At a stakeholders meeting on the palm oil value chain attended by Abia, Akwa Ibom and Edo states among other industry practitioners, Emefiele said in order to reverse the trend, the Bankers’ Committee has established a special sub-committee to make recommendations on sustainable financing models for oil palm and four other critical agricultural commodities that include cocoa, sesame seed, shea-butter, animal husbandry and cashew especially for smallholder farmers to improve their access to finance.
“This was in addition to a seminar sponsored by the Bank with the theme “Developing a Framework for the Sustainable Financing of Smallholders in the Oil Palm Value Chain in Nigeria” held in Asaba, Delta State on December 6, 2017.
“We expect to develop a funding model that will take into consideration the 3 – 4-year gestation period required in cultivating palm oil.
“As part of our Anchor Borrowers Program (ABP) and our Commercial Agriculture Credit Scheme (CACS), the CBN will work with large corporate stakeholders and small holder farmers to ensure availability of quality seeds for this year’s planting season and agro-chemicals in order to enable improved cultivation of palm oil.
“We will also work to encourage viable off taker agreements between farmers and large-scale palm producing companies.
“Loans will be granted through our ABP and CACS programs at no more than 9% p.a to identified core borrowers. Some of the targeted large scale farmers are in our midst today and we shall use the opportunity of this engagement to achieve concrete results.
“Indeed with an estimated three million hectares of land under cultivation, abundance of suitable arable land, we need the cooperation of our state Governments in the oil palm producing zone to make land available to investors with proven financial and technical capabilities, who will be able to support developments of large scale palm oil plantations in the country.
“I am happy to announce that all the states in the South-South and South- East regions have agreed to provide at least 100,000 hectares for the initiative.
“This program is also expected to accommodate the small holder farmers”, he explained
According to Emefiele, “in the late 50’s and 60’s, Nigeria was not only the world’s leading producer of palm oil, it was also the largest exporter of palm oil, with close to 40% of the global market share.

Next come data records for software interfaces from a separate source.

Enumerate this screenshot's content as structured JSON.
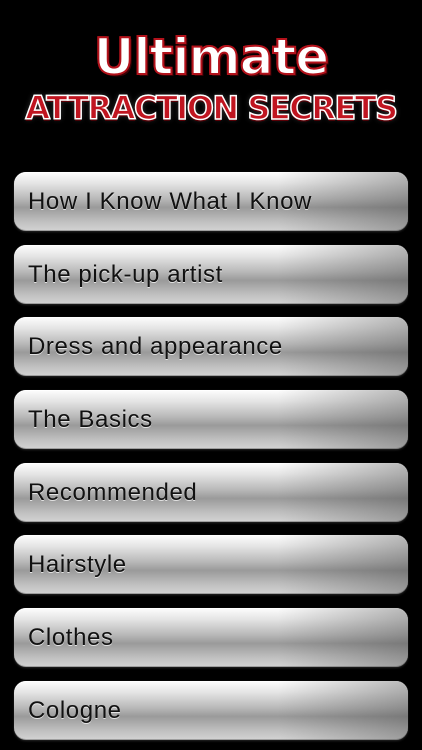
{
  "header": {
    "logo_line1": "Ultimate",
    "logo_line2": "ATTRACTION SECRETS"
  },
  "menu": {
    "items": [
      {
        "label": "How I Know What I Know"
      },
      {
        "label": "The pick-up artist"
      },
      {
        "label": "Dress and appearance"
      },
      {
        "label": "The Basics"
      },
      {
        "label": "Recommended"
      },
      {
        "label": "Hairstyle"
      },
      {
        "label": "Clothes"
      },
      {
        "label": "Cologne"
      }
    ]
  },
  "colors": {
    "background": "#000000",
    "logo_red": "#c01520",
    "button_silver": "#b9b9b9",
    "label_text": "#111111"
  }
}
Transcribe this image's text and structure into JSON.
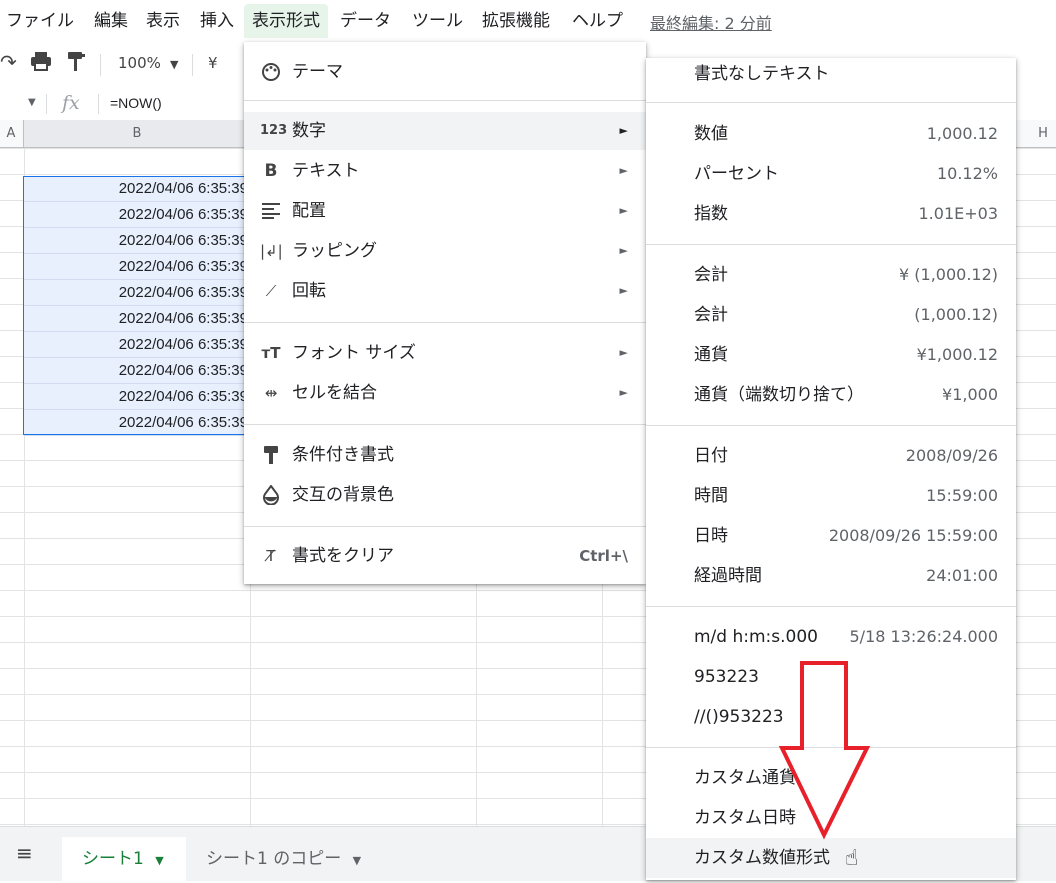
{
  "menubar": {
    "items": [
      "ファイル",
      "編集",
      "表示",
      "挿入",
      "表示形式",
      "データ",
      "ツール",
      "拡張機能",
      "ヘルプ"
    ],
    "last_edit": "最終編集: 2 分前"
  },
  "toolbar": {
    "zoom": "100%",
    "currency": "¥"
  },
  "formula_bar": {
    "fx": "fx",
    "formula": "=NOW()"
  },
  "grid": {
    "col_a": "A",
    "col_b": "B",
    "col_h": "H",
    "cells": [
      "2022/04/06 6:35:39",
      "2022/04/06 6:35:39",
      "2022/04/06 6:35:39",
      "2022/04/06 6:35:39",
      "2022/04/06 6:35:39",
      "2022/04/06 6:35:39",
      "2022/04/06 6:35:39",
      "2022/04/06 6:35:39",
      "2022/04/06 6:35:39",
      "2022/04/06 6:35:39"
    ]
  },
  "format_menu": {
    "items": [
      {
        "label": "テーマ",
        "icon": "palette-icon"
      },
      {
        "label": "数字",
        "icon": "number-123-icon"
      },
      {
        "label": "テキスト",
        "icon": "bold-icon"
      },
      {
        "label": "配置",
        "icon": "align-icon"
      },
      {
        "label": "ラッピング",
        "icon": "wrap-icon"
      },
      {
        "label": "回転",
        "icon": "rotate-icon"
      },
      {
        "label": "フォント サイズ",
        "icon": "font-size-icon"
      },
      {
        "label": "セルを結合",
        "icon": "merge-icon"
      },
      {
        "label": "条件付き書式",
        "icon": "paint-roller-icon"
      },
      {
        "label": "交互の背景色",
        "icon": "drop-icon"
      },
      {
        "label": "書式をクリア",
        "icon": "clear-format-icon",
        "shortcut": "Ctrl+\\"
      }
    ],
    "arrow": "►"
  },
  "number_submenu": {
    "plain": "書式なしテキスト",
    "items": [
      {
        "label": "数値",
        "example": "1,000.12"
      },
      {
        "label": "パーセント",
        "example": "10.12%"
      },
      {
        "label": "指数",
        "example": "1.01E+03"
      },
      {
        "label": "会計",
        "example": "¥ (1,000.12)"
      },
      {
        "label": "会計",
        "example": "(1,000.12)"
      },
      {
        "label": "通貨",
        "example": "¥1,000.12"
      },
      {
        "label": "通貨（端数切り捨て）",
        "example": "¥1,000"
      },
      {
        "label": "日付",
        "example": "2008/09/26"
      },
      {
        "label": "時間",
        "example": "15:59:00"
      },
      {
        "label": "日時",
        "example": "2008/09/26 15:59:00"
      },
      {
        "label": "経過時間",
        "example": "24:01:00"
      },
      {
        "label": "m/d h:m:s.000",
        "example": "5/18 13:26:24.000"
      },
      {
        "label": "953223",
        "example": ""
      },
      {
        "label": "//()953223",
        "example": ""
      },
      {
        "label": "カスタム通貨",
        "example": ""
      },
      {
        "label": "カスタム日時",
        "example": ""
      },
      {
        "label": "カスタム数値形式",
        "example": ""
      }
    ]
  },
  "sheets": {
    "tab1": "シート1",
    "tab2": "シート1 のコピー"
  },
  "colors": {
    "accent_green": "#188038",
    "selection": "#e8f0fe",
    "arrow_red": "#e8202a"
  }
}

“Today we are a distant 5th among leading producers of palm oil; we barely produce up to 3% of the global supply of palm oil, with estimated production of 800,000 MT of palm oil, while countries like Malaysia and Indonesia produce 25million and 41 million tonnes of palm oil respectively.
“We have also become a net importer of palm oil, importing between 400,000 – 600,000 MT of palm oil in order to meet local demand for this commodity.

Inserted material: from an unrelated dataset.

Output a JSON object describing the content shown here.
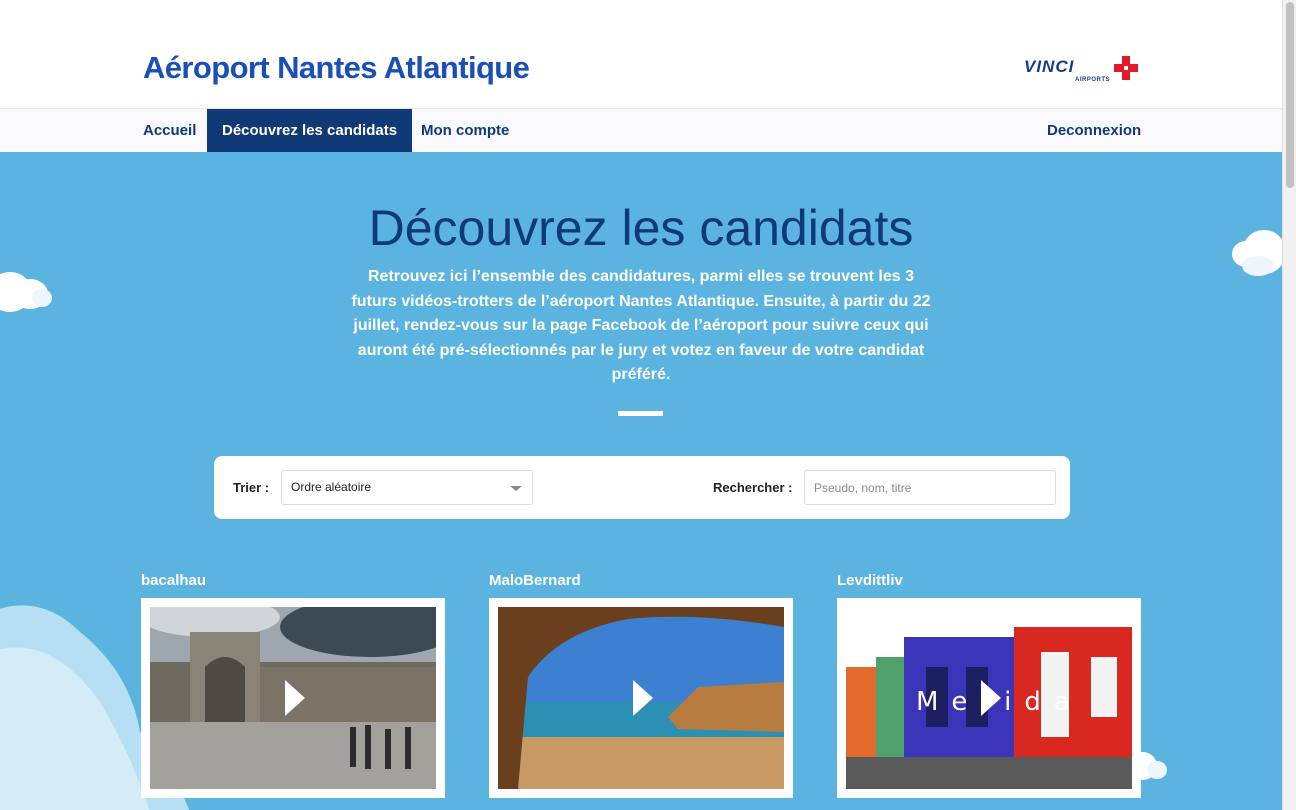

“Despite the availability of over 3m hectares of farmland for palm oil cultivation, production remains low at close to two tonnes per hectare, relative to a global benchmark of 25 tonnes per hectare.
“This is as a result of the maturation of existing palm trees, as some of these trees were planted in the 50’s, as well as low investment in replanting high yielding palm oil seeds. As some of you may know, the usual life cycle for optimum palm production is 25 years.”

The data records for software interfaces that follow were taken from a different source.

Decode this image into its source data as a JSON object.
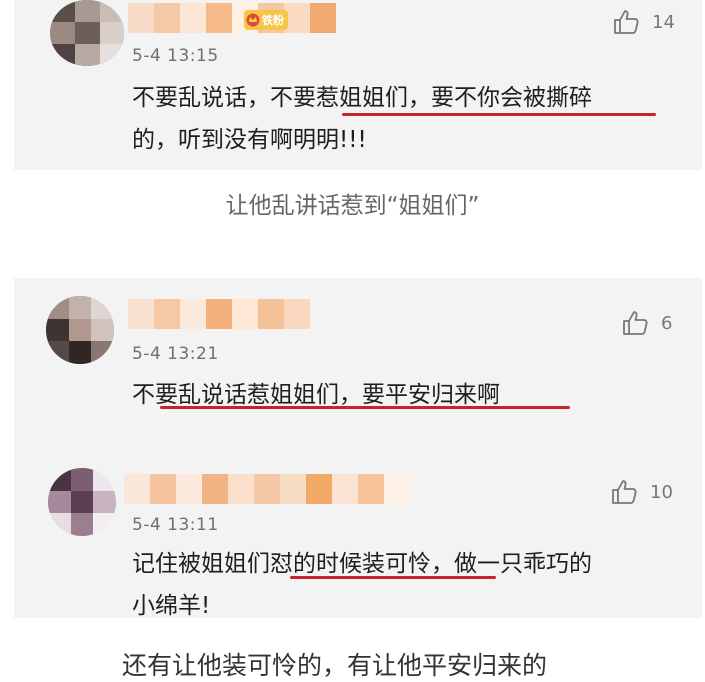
{
  "comments": [
    {
      "time": "5-4 13:15",
      "badge": "铁粉",
      "likes": "14",
      "lines": [
        "不要乱说话，不要惹姐姐们，要不你会被撕碎",
        "的，听到没有啊明明!!!"
      ]
    },
    {
      "time": "5-4 13:21",
      "likes": "6",
      "lines": [
        "不要乱说话惹姐姐们，要平安归来啊"
      ]
    },
    {
      "time": "5-4 13:11",
      "likes": "10",
      "lines": [
        "记住被姐姐们怼的时候装可怜，做一只乖巧的",
        "小绵羊!"
      ]
    }
  ],
  "captions": {
    "first": "让他乱讲话惹到“姐姐们”",
    "bottom": "还有让他装可怜的，有让他平安归来的"
  },
  "colors": {
    "underline": "#c8222f",
    "card_bg": "#f3f3f3",
    "badge": "#f7c54a"
  },
  "icons": {
    "like": "thumbs-up-icon"
  }
}
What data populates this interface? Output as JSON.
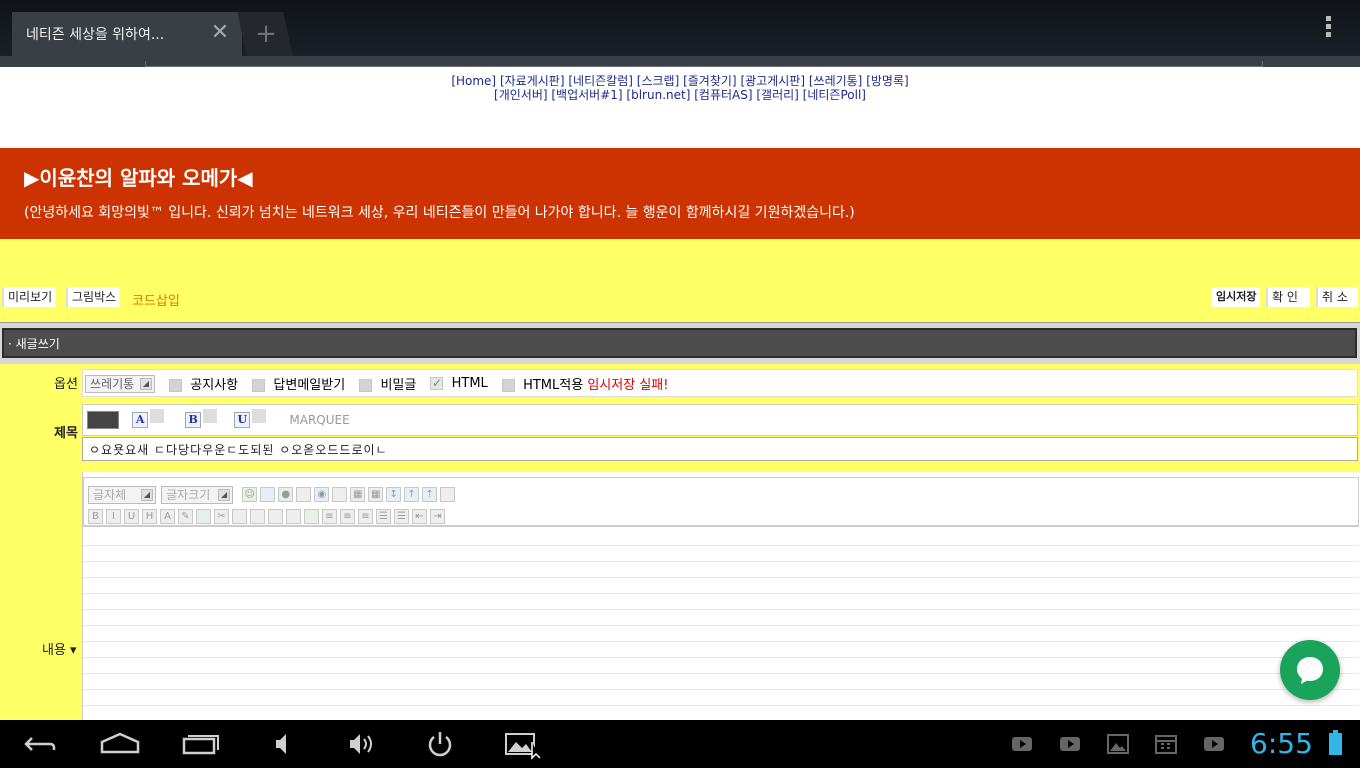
{
  "browser": {
    "tab_title": "네티즌 세상을 위하여...",
    "tab_close_glyph": "✕",
    "new_tab_glyph": "+",
    "icons": [
      "close-icon",
      "plus-icon",
      "overflow-menu-icon"
    ]
  },
  "nav": {
    "row1": [
      "[Home]",
      "[자료게시판]",
      "[네티즌칼럼]",
      "[스크랩]",
      "[즐겨찾기]",
      "[광고게시판]",
      "[쓰레기통]",
      "[방명록]"
    ],
    "row2": [
      "[개인서버]",
      "[백업서버#1]",
      "[blrun.net]",
      "[컴퓨터AS]",
      "[갤러리]",
      "[네티즌Poll]"
    ]
  },
  "banner": {
    "title": "▶이윤찬의 알파와 오메가◀",
    "subtitle": "(안녕하세요 회망의빛™ 입니다. 신뢰가 넘치는 네트워크 세상, 우리 네티즌들이 만들어 나가야 합니다. 늘 행운이 함께하시길 기원하겠습니다.)",
    "bg_color": "#cc3300"
  },
  "actions": {
    "preview": "미리보기",
    "picture_box": "그림박스",
    "code_insert": "코드삽입",
    "temp_save": "임시저장",
    "confirm": "확 인",
    "cancel": "취 소"
  },
  "form": {
    "header": "· 새글쓰기",
    "options_label": "옵션",
    "category_value": "쓰레기통",
    "notice": "공지사항",
    "reply_mail": "답변메일받기",
    "secret": "비밀글",
    "html": "HTML",
    "html_apply": "HTML적용",
    "html_checked": true,
    "temp_save_status": "임시저장 실패!",
    "title_label": "제목",
    "marquee": "MARQUEE",
    "title_value": "ㅇ요욧요새 ㄷ다당다우운ㄷ도되된 ㅇ오옫오드드로이ㄴ",
    "content_label": "내용 ▾",
    "font_placeholder": "글자체",
    "size_placeholder": "글자크기"
  },
  "system": {
    "clock": "6:55",
    "accent_color": "#33b5e5",
    "nav_icons": [
      "back-icon",
      "home-icon",
      "recent-apps-icon",
      "volume-down-icon",
      "volume-up-icon",
      "power-icon",
      "screenshot-icon"
    ],
    "tray_icons": [
      "youtube-icon",
      "youtube-icon",
      "gallery-icon",
      "calendar-icon",
      "youtube-icon",
      "battery-icon"
    ]
  }
}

He noted that despite placing oil palm in the forex exclusion list, official figures indicate that importation of palm oil had declined by about 40 per cent from the peak of 506,000 metric tons in 2014 to 302,000 MT in 2017.
“This indicates that Nigeria still expends close to $500 million on oil palm importation annually and we are determined to change this narrative.
“We intend to support improved production of palm oil to meet not only the domestic needs of the market, but to also increase our exports in order to improve our forex earnings.”
Recalling the restriction placed on importation of textile materials through officially sourced forex two weeks ago, Emefiele said “efforts are also being made to fast-track the financing of 100,000 cotton farmers for the 2019 farming season, in order to meet the needs of our ginneries.
“These measures have started bearing fruit with enquiries by various stakeholders and investors on how they can support improved production of textiles locally”, adding “these steps are necessary in order to address the loss of over $4 billion expended on textile importation annually.”
He promised that in due course, CBN intends to also address challenges in the cocoa, cassava, beef/cattle ranching, dairy and fish sectors.
“Soon every region of our beloved country will feel the positive impact of our intervention in the agricultural sector”, he declared.